[Opening Supplied information section]

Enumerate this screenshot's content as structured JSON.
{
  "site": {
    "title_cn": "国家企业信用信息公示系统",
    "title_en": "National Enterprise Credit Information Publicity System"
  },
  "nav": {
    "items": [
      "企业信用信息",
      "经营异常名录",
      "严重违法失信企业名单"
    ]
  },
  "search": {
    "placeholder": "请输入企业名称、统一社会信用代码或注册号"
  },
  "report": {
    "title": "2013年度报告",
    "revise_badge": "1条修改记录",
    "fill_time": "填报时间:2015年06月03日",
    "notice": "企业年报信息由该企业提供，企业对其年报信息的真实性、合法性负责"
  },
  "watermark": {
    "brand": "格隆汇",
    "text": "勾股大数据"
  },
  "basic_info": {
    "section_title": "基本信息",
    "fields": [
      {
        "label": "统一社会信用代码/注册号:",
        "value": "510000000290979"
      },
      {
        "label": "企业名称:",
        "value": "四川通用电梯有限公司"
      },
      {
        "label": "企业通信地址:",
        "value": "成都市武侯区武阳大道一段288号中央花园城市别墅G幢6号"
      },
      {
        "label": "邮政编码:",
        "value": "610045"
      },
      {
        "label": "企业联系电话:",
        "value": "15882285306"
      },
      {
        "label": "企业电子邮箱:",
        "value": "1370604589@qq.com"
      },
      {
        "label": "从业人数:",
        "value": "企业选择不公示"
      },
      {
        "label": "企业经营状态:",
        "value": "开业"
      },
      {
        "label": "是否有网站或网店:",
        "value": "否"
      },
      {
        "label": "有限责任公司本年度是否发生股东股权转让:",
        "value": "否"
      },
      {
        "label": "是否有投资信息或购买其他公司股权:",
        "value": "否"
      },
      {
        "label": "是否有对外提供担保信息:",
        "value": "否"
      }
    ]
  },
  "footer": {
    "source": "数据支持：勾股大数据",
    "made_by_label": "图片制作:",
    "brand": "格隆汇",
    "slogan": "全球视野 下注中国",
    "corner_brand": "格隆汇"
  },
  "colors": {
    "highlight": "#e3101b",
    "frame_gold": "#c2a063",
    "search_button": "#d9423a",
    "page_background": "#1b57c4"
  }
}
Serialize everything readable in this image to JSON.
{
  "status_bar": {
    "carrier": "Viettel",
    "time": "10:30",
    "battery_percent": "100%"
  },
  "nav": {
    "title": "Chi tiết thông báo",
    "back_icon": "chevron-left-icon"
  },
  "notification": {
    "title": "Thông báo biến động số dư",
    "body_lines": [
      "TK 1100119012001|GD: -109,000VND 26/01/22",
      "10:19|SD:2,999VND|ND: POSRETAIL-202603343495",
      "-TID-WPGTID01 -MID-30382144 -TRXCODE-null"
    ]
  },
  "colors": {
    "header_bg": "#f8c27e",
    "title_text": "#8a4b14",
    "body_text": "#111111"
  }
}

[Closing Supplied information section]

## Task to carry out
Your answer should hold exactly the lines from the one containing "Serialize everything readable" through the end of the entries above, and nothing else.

## Answer section
Serialize everything readable in this image to JSON.
{
  "status_bar": {
    "carrier": "Viettel",
    "time": "10:30",
    "battery_percent": "100%"
  },
  "nav": {
    "title": "Chi tiết thông báo",
    "back_icon": "chevron-left-icon"
  },
  "notification": {
    "title": "Thông báo biến động số dư",
    "body_lines": [
      "TK 1100119012001|GD: -109,000VND 26/01/22",
      "10:19|SD:2,999VND|ND: POSRETAIL-202603343495",
      "-TID-WPGTID01 -MID-30382144 -TRXCODE-null"
    ]
  },
  "colors": {
    "header_bg": "#f8c27e",
    "title_text": "#8a4b14",
    "body_text": "#111111"
  }
}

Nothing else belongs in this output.